Lisa See brings out my finest emotions. The array of words is sown deep in my mind without the fear of being uprooted. I have a younger sister; never liked when she was born. I was extremely envious of her robbing all the parental attention. Over the years through our subtle rivalries and treacherous fights we grew closer and protective of each other. Although she is four years younger than me, I feel maternal towards her, trying every possible way to shelter her happiness and smile. I do not believe in love but I know for sure that I would do anything for her in a heartbeat.
Pearl Long resembles my sentiments or for that matter myself .Born in the Year of the Dragon, she is strong, indomitable and vulnerable yet to find her true self. Oblivious of her parent’s love, she longs for the attention that presumably is showered on her younger sibling May.
May Long born in the Year of the Sheep, is coquettish, loquacious and a stark opposite of Pearl. Astonishingly it is May who assumes Pearl to be her parent’s favorite. Envious of Pearl’s college education she yearns for everything that Pearl desires.
Irrespective of several reviews, to me ‘Shanghai Girls’ is Pearl’s passage through an intricate web of chance, fortune and destiny.
Pearl’s account relays from 1937-1957, encompassing all aspects of a modern Chinese family dwelling in the pre Sino-Japanese war era; contemporary, yet traditionalist.Born in an elite bourgeois social standing, Pearl enjoys all the privileges of being served and pampered. She and May known for their striking features acquire the title of Beautiful Girls, posing for all modeling and artistic calendars. Insensitive to lesser mortals, Pearl envisions her life with Z.G. her coy crush with whom she would marry and reside away from her family. At the age of 21, all her dreams come crashing down as her father loses the family fortune in a gambling tryst. In order to save his family from ruins he unwillingly promises his daughters to the sons of Old Man Louie, an American-Chinese, creating a merciful situation amid all members. Thus, begins a death defying and deceitful journey that questions the love between the two sisters amid their destiny to be bonded as a family.
As the narration proceeds, one witness the family going through impoverish circumstances, coerced arranged marriages, the advent of Sino-Japanese war and later a masquerade of veiled secrets and acrid relationships.

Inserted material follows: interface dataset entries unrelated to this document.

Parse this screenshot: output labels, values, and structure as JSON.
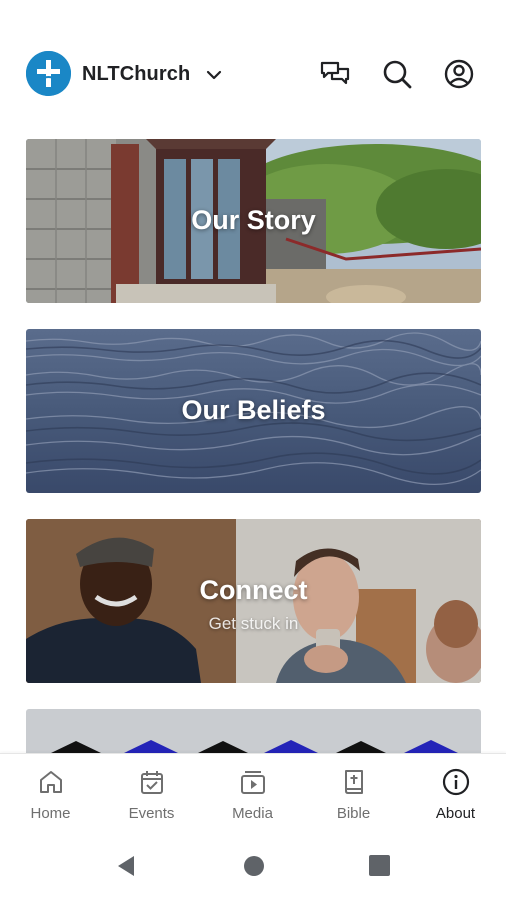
{
  "header": {
    "church_name": "NLTChurch",
    "logo_icon": "church-cross-icon",
    "actions": [
      "chat-icon",
      "search-icon",
      "account-icon"
    ]
  },
  "cards": [
    {
      "title": "Our Story",
      "subtitle": ""
    },
    {
      "title": "Our Beliefs",
      "subtitle": ""
    },
    {
      "title": "Connect",
      "subtitle": "Get stuck in"
    }
  ],
  "bottom_nav": {
    "items": [
      {
        "label": "Home",
        "icon": "home-icon"
      },
      {
        "label": "Events",
        "icon": "calendar-icon"
      },
      {
        "label": "Media",
        "icon": "media-icon"
      },
      {
        "label": "Bible",
        "icon": "bible-icon"
      },
      {
        "label": "About",
        "icon": "info-icon"
      }
    ],
    "active": "About"
  },
  "colors": {
    "brand": "#1a87c6",
    "text": "#202124",
    "nav_inactive": "#6f6f6f"
  }
}
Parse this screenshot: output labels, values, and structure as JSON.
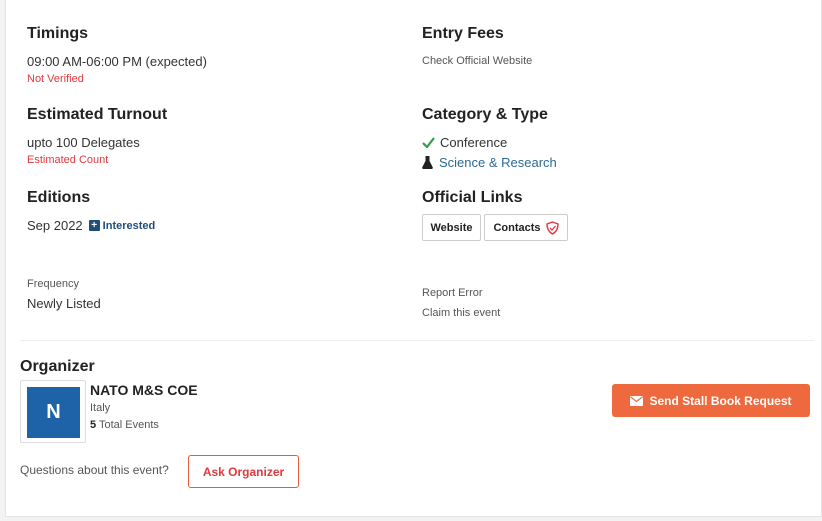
{
  "timings": {
    "heading": "Timings",
    "value": "09:00 AM-06:00 PM (expected)",
    "status": "Not Verified"
  },
  "turnout": {
    "heading": "Estimated Turnout",
    "value": "upto 100 Delegates",
    "status": "Estimated Count"
  },
  "editions": {
    "heading": "Editions",
    "date": "Sep 2022",
    "interested_label": "Interested",
    "interested_icon": "plus-square-icon"
  },
  "frequency": {
    "label": "Frequency",
    "value": "Newly Listed"
  },
  "entry_fees": {
    "heading": "Entry Fees",
    "value": "Check Official Website"
  },
  "category": {
    "heading": "Category & Type",
    "items": [
      {
        "label": "Conference",
        "icon": "checkmark-icon",
        "color": "#2e9c4a"
      },
      {
        "label": "Science & Research",
        "icon": "flask-icon",
        "color": "#2c6a94"
      }
    ]
  },
  "official_links": {
    "heading": "Official Links",
    "website_label": "Website",
    "contacts_label": "Contacts",
    "contacts_icon": "shield-icon"
  },
  "actions": {
    "report_error": "Report Error",
    "claim_event": "Claim this event"
  },
  "organizer": {
    "heading": "Organizer",
    "avatar_letter": "N",
    "name": "NATO M&S COE",
    "country": "Italy",
    "events_count": "5",
    "events_label": "Total Events",
    "questions_text": "Questions about this event?",
    "ask_button": "Ask Organizer",
    "send_button": "Send Stall Book Request",
    "send_icon": "envelope-icon"
  },
  "colors": {
    "accent_orange": "#ee6a3e",
    "error_red": "#e0393e",
    "link_blue": "#2c6a94",
    "avatar_blue": "#1e63a7"
  }
}
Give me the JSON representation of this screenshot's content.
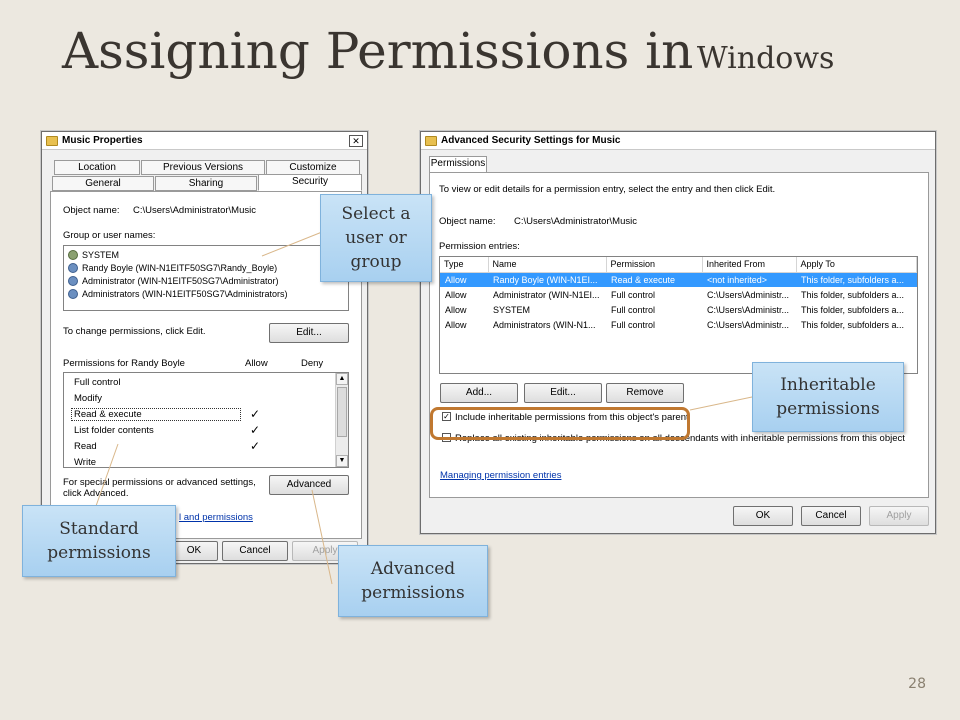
{
  "slide": {
    "title_main": "Assigning Permissions in",
    "title_sub": "Windows",
    "page_number": "28"
  },
  "props": {
    "title": "Music Properties",
    "close": "✕",
    "tabs_row1": [
      "Location",
      "Previous Versions",
      "Customize"
    ],
    "tabs_row2": [
      "General",
      "Sharing",
      "Security"
    ],
    "object_name_label": "Object name:",
    "object_name_value": "C:\\Users\\Administrator\\Music",
    "group_label": "Group or user names:",
    "users": [
      "SYSTEM",
      "Randy Boyle (WIN-N1EITF50SG7\\Randy_Boyle)",
      "Administrator (WIN-N1EITF50SG7\\Administrator)",
      "Administrators (WIN-N1EITF50SG7\\Administrators)"
    ],
    "change_text": "To change permissions, click Edit.",
    "edit_btn": "Edit...",
    "perm_for": "Permissions for Randy Boyle",
    "col_allow": "Allow",
    "col_deny": "Deny",
    "perms": [
      {
        "name": "Full control",
        "allow": ""
      },
      {
        "name": "Modify",
        "allow": ""
      },
      {
        "name": "Read & execute",
        "allow": "✓"
      },
      {
        "name": "List folder contents",
        "allow": "✓"
      },
      {
        "name": "Read",
        "allow": "✓"
      },
      {
        "name": "Write",
        "allow": ""
      }
    ],
    "special_text_1": "For special permissions or advanced settings,",
    "special_text_2": "click Advanced.",
    "advanced_btn": "Advanced",
    "learn_link": "l and permissions",
    "ok_btn": "OK",
    "cancel_btn": "Cancel",
    "apply_btn": "Apply"
  },
  "adv": {
    "title": "Advanced Security Settings for Music",
    "tab": "Permissions",
    "intro": "To view or edit details for a permission entry, select the entry and then click Edit.",
    "object_name_label": "Object name:",
    "object_name_value": "C:\\Users\\Administrator\\Music",
    "entries_label": "Permission entries:",
    "columns": [
      "Type",
      "Name",
      "Permission",
      "Inherited From",
      "Apply To"
    ],
    "rows": [
      [
        "Allow",
        "Randy Boyle (WIN-N1EI...",
        "Read & execute",
        "<not inherited>",
        "This folder, subfolders a..."
      ],
      [
        "Allow",
        "Administrator (WIN-N1EI...",
        "Full control",
        "C:\\Users\\Administr...",
        "This folder, subfolders a..."
      ],
      [
        "Allow",
        "SYSTEM",
        "Full control",
        "C:\\Users\\Administr...",
        "This folder, subfolders a..."
      ],
      [
        "Allow",
        "Administrators (WIN-N1...",
        "Full control",
        "C:\\Users\\Administr...",
        "This folder, subfolders a..."
      ]
    ],
    "add_btn": "Add...",
    "edit_btn": "Edit...",
    "remove_btn": "Remove",
    "include_inherit": "Include inheritable permissions from this object's parent",
    "replace_all": "Replace all existing inheritable permissions on all descendants with inheritable permissions from this object",
    "manage_link": "Managing permission entries",
    "ok_btn": "OK",
    "cancel_btn": "Cancel",
    "apply_btn": "Apply"
  },
  "callouts": {
    "select_user": "Select a user or group",
    "inheritable": "Inheritable permissions",
    "standard": "Standard permissions",
    "advanced": "Advanced permissions"
  },
  "colors": {
    "background": "#ece8e0",
    "callout": "#b8daf3",
    "highlight": "#c07830",
    "selection": "#3399ff"
  }
}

It is during the Sino-Japanese war that Pearl discovers her true destiny. A brutal rape attack by the Japanese soldiers leaves her mother dead and Pearl is besieged by the prospect of normality and childless procurement.
“It is said that a Dragon born in a storm will have a particularly tempestuous fate. You always believe you are right, and this makes you do things you shouldn’t. You’re a Dragon, and of all the signs only a Dragon can tame the fates. Only a Dragon can wear the horns of destiny, duty, and power. Your sister is merely a Sheep. You have always been a better mother to her than I have.”
True to her Dragon persona, Pearl shields May’s illicit pregnancy from her in-laws and even goes to adopt her daughter Joy, unknown to the fact that the existence of Joy will open an envelope of treachery and remorse.
Every one of us has in him a continent of undiscovered character. Blessed is he who acts the Columbus to his own soul.
Pearl found her fierce element that helped her to conceal her fate with May forgivingly whilst adamantly coming in her own as a devoted mother who she never knew existed.
Lisa comes very close to penning a flawless novel. Alas! With a sluggish start and the open lucidity of an inexplicable plot, the book at times fails to capture the mandatory attention making one skip the repetitive description to bypass the stagnated phase. Nevertheless, it is unproblematic to overlook this criterion and discover the brilliance of Lisa See.